** INPUT follows **

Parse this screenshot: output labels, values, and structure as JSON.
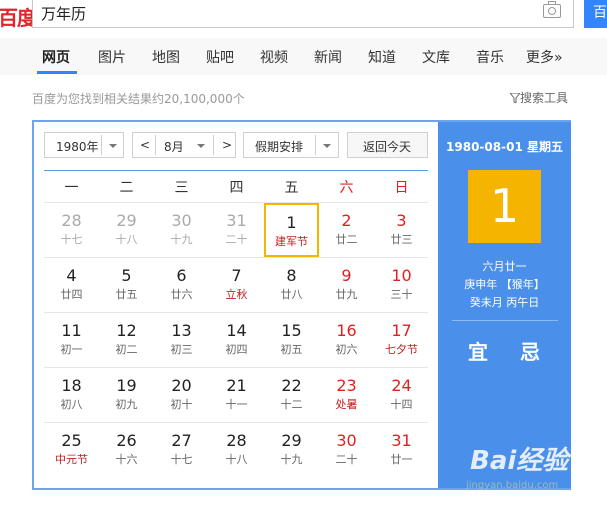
{
  "header": {
    "logo": "百度",
    "query": "万年历",
    "search_btn": "百"
  },
  "nav": {
    "items": [
      "网页",
      "图片",
      "地图",
      "贴吧",
      "视频",
      "新闻",
      "知道",
      "文库",
      "音乐",
      "更多»"
    ]
  },
  "results": {
    "count_text": "百度为您找到相关结果约20,100,000个",
    "tools_label": "搜索工具"
  },
  "calendar": {
    "year_select": "1980年",
    "month_select": "8月",
    "holiday_select": "假期安排",
    "today_button": "返回今天",
    "prev_arrow": "<",
    "next_arrow": ">",
    "weekdays": [
      "一",
      "二",
      "三",
      "四",
      "五",
      "六",
      "日"
    ],
    "weeks": [
      [
        {
          "d": "28",
          "l": "十七",
          "o": true
        },
        {
          "d": "29",
          "l": "十八",
          "o": true
        },
        {
          "d": "30",
          "l": "十九",
          "o": true
        },
        {
          "d": "31",
          "l": "二十",
          "o": true
        },
        {
          "d": "1",
          "l": "建军节",
          "f": true,
          "t": true
        },
        {
          "d": "2",
          "l": "廿二"
        },
        {
          "d": "3",
          "l": "廿三"
        }
      ],
      [
        {
          "d": "4",
          "l": "廿四"
        },
        {
          "d": "5",
          "l": "廿五"
        },
        {
          "d": "6",
          "l": "廿六"
        },
        {
          "d": "7",
          "l": "立秋",
          "f": true
        },
        {
          "d": "8",
          "l": "廿八"
        },
        {
          "d": "9",
          "l": "廿九"
        },
        {
          "d": "10",
          "l": "三十"
        }
      ],
      [
        {
          "d": "11",
          "l": "初一"
        },
        {
          "d": "12",
          "l": "初二"
        },
        {
          "d": "13",
          "l": "初三"
        },
        {
          "d": "14",
          "l": "初四"
        },
        {
          "d": "15",
          "l": "初五"
        },
        {
          "d": "16",
          "l": "初六"
        },
        {
          "d": "17",
          "l": "七夕节",
          "f": true
        }
      ],
      [
        {
          "d": "18",
          "l": "初八"
        },
        {
          "d": "19",
          "l": "初九"
        },
        {
          "d": "20",
          "l": "初十"
        },
        {
          "d": "21",
          "l": "十一"
        },
        {
          "d": "22",
          "l": "十二"
        },
        {
          "d": "23",
          "l": "处暑",
          "f": true
        },
        {
          "d": "24",
          "l": "十四"
        }
      ],
      [
        {
          "d": "25",
          "l": "中元节",
          "f": true
        },
        {
          "d": "26",
          "l": "十六"
        },
        {
          "d": "27",
          "l": "十七"
        },
        {
          "d": "28",
          "l": "十八"
        },
        {
          "d": "29",
          "l": "十九"
        },
        {
          "d": "30",
          "l": "二十"
        },
        {
          "d": "31",
          "l": "廿一"
        }
      ]
    ],
    "side": {
      "date_line": "1980-08-01 星期五",
      "big_day": "1",
      "lunar_date": "六月廿一",
      "ganzhi_year": "庚申年 【猴年】",
      "ganzhi_month_day": "癸未月 丙午日",
      "yi": "宜",
      "ji": "忌"
    }
  },
  "watermark": {
    "text": "Bai经验",
    "url": "jingyan.baidu.com"
  }
}
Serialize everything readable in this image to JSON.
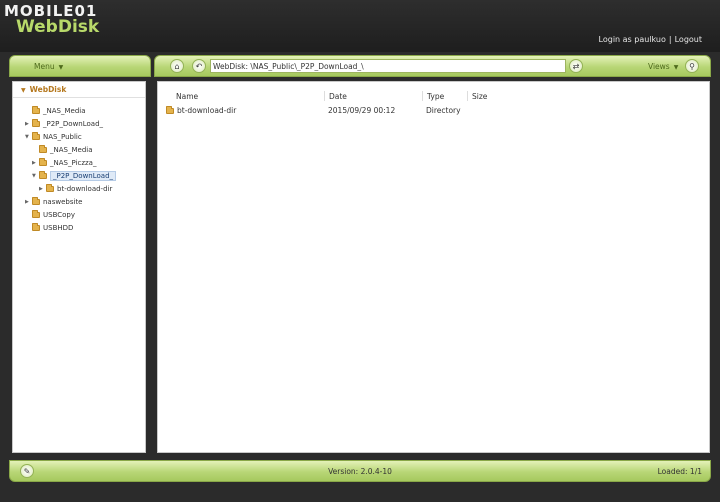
{
  "header": {
    "logo_top": "MOBILE01",
    "logo_main": "WebDisk",
    "login_text": "Login as paulkuo",
    "separator": "|",
    "logout": "Logout"
  },
  "menubar": {
    "menu_label": "Menu"
  },
  "toolbar": {
    "path": "WebDisk: \\NAS_Public\\_P2P_DownLoad_\\",
    "views_label": "Views"
  },
  "tree": {
    "root": "WebDisk",
    "items": [
      {
        "label": "_NAS_Media"
      },
      {
        "label": "_P2P_DownLoad_"
      },
      {
        "label": "NAS_Public"
      },
      {
        "label": "_NAS_Media"
      },
      {
        "label": "_NAS_Piczza_"
      },
      {
        "label": "_P2P_DownLoad_"
      },
      {
        "label": "bt-download-dir"
      },
      {
        "label": "naswebsite"
      },
      {
        "label": "USBCopy"
      },
      {
        "label": "USBHDD"
      }
    ]
  },
  "files": {
    "columns": [
      "Name",
      "Date",
      "Type",
      "Size"
    ],
    "rows": [
      {
        "name": "bt-download-dir",
        "date": "2015/09/29 00:12",
        "type": "Directory",
        "size": ""
      }
    ]
  },
  "status": {
    "version": "Version: 2.0.4-10",
    "loaded": "Loaded: 1/1"
  },
  "colors": {
    "accent_green": "#b8d676",
    "tree_root": "#b5781e",
    "folder": "#e4b34c"
  },
  "icons": [
    "home-icon",
    "back-icon",
    "refresh-icon",
    "search-icon",
    "wrench-icon",
    "folder-icon"
  ]
}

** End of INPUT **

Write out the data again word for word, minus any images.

Parse this screenshot: output labels, values, and structure as JSON.
{
  "header": {
    "logo": "百度",
    "query": "万年历",
    "search_btn": "百"
  },
  "nav": {
    "items": [
      "网页",
      "图片",
      "地图",
      "贴吧",
      "视频",
      "新闻",
      "知道",
      "文库",
      "音乐",
      "更多»"
    ]
  },
  "results": {
    "count_text": "百度为您找到相关结果约20,100,000个",
    "tools_label": "搜索工具"
  },
  "calendar": {
    "year_select": "1980年",
    "month_select": "8月",
    "holiday_select": "假期安排",
    "today_button": "返回今天",
    "prev_arrow": "<",
    "next_arrow": ">",
    "weekdays": [
      "一",
      "二",
      "三",
      "四",
      "五",
      "六",
      "日"
    ],
    "weeks": [
      [
        {
          "d": "28",
          "l": "十七",
          "o": true
        },
        {
          "d": "29",
          "l": "十八",
          "o": true
        },
        {
          "d": "30",
          "l": "十九",
          "o": true
        },
        {
          "d": "31",
          "l": "二十",
          "o": true
        },
        {
          "d": "1",
          "l": "建军节",
          "f": true,
          "t": true
        },
        {
          "d": "2",
          "l": "廿二"
        },
        {
          "d": "3",
          "l": "廿三"
        }
      ],
      [
        {
          "d": "4",
          "l": "廿四"
        },
        {
          "d": "5",
          "l": "廿五"
        },
        {
          "d": "6",
          "l": "廿六"
        },
        {
          "d": "7",
          "l": "立秋",
          "f": true
        },
        {
          "d": "8",
          "l": "廿八"
        },
        {
          "d": "9",
          "l": "廿九"
        },
        {
          "d": "10",
          "l": "三十"
        }
      ],
      [
        {
          "d": "11",
          "l": "初一"
        },
        {
          "d": "12",
          "l": "初二"
        },
        {
          "d": "13",
          "l": "初三"
        },
        {
          "d": "14",
          "l": "初四"
        },
        {
          "d": "15",
          "l": "初五"
        },
        {
          "d": "16",
          "l": "初六"
        },
        {
          "d": "17",
          "l": "七夕节",
          "f": true
        }
      ],
      [
        {
          "d": "18",
          "l": "初八"
        },
        {
          "d": "19",
          "l": "初九"
        },
        {
          "d": "20",
          "l": "初十"
        },
        {
          "d": "21",
          "l": "十一"
        },
        {
          "d": "22",
          "l": "十二"
        },
        {
          "d": "23",
          "l": "处暑",
          "f": true
        },
        {
          "d": "24",
          "l": "十四"
        }
      ],
      [
        {
          "d": "25",
          "l": "中元节",
          "f": true
        },
        {
          "d": "26",
          "l": "十六"
        },
        {
          "d": "27",
          "l": "十七"
        },
        {
          "d": "28",
          "l": "十八"
        },
        {
          "d": "29",
          "l": "十九"
        },
        {
          "d": "30",
          "l": "二十"
        },
        {
          "d": "31",
          "l": "廿一"
        }
      ]
    ],
    "side": {
      "date_line": "1980-08-01 星期五",
      "big_day": "1",
      "lunar_date": "六月廿一",
      "ganzhi_year": "庚申年 【猴年】",
      "ganzhi_month_day": "癸未月 丙午日",
      "yi": "宜",
      "ji": "忌"
    }
  },
  "watermark": {
    "text": "Bai经验",
    "url": "jingyan.baidu.com"
  }
}
Serialize everything readable in this image to JSON.
{
  "header": {
    "logo_top": "MOBILE01",
    "logo_main": "WebDisk",
    "login_text": "Login as paulkuo",
    "separator": "|",
    "logout": "Logout"
  },
  "menubar": {
    "menu_label": "Menu"
  },
  "toolbar": {
    "path": "WebDisk: \\NAS_Public\\_P2P_DownLoad_\\",
    "views_label": "Views"
  },
  "tree": {
    "root": "WebDisk",
    "items": [
      {
        "label": "_NAS_Media"
      },
      {
        "label": "_P2P_DownLoad_"
      },
      {
        "label": "NAS_Public"
      },
      {
        "label": "_NAS_Media"
      },
      {
        "label": "_NAS_Piczza_"
      },
      {
        "label": "_P2P_DownLoad_"
      },
      {
        "label": "bt-download-dir"
      },
      {
        "label": "naswebsite"
      },
      {
        "label": "USBCopy"
      },
      {
        "label": "USBHDD"
      }
    ]
  },
  "files": {
    "columns": [
      "Name",
      "Date",
      "Type",
      "Size"
    ],
    "rows": [
      {
        "name": "bt-download-dir",
        "date": "2015/09/29 00:12",
        "type": "Directory",
        "size": ""
      }
    ]
  },
  "status": {
    "version": "Version: 2.0.4-10",
    "loaded": "Loaded: 1/1"
  },
  "colors": {
    "accent_green": "#b8d676",
    "tree_root": "#b5781e",
    "folder": "#e4b34c"
  },
  "icons": [
    "home-icon",
    "back-icon",
    "refresh-icon",
    "search-icon",
    "wrench-icon",
    "folder-icon"
  ]
}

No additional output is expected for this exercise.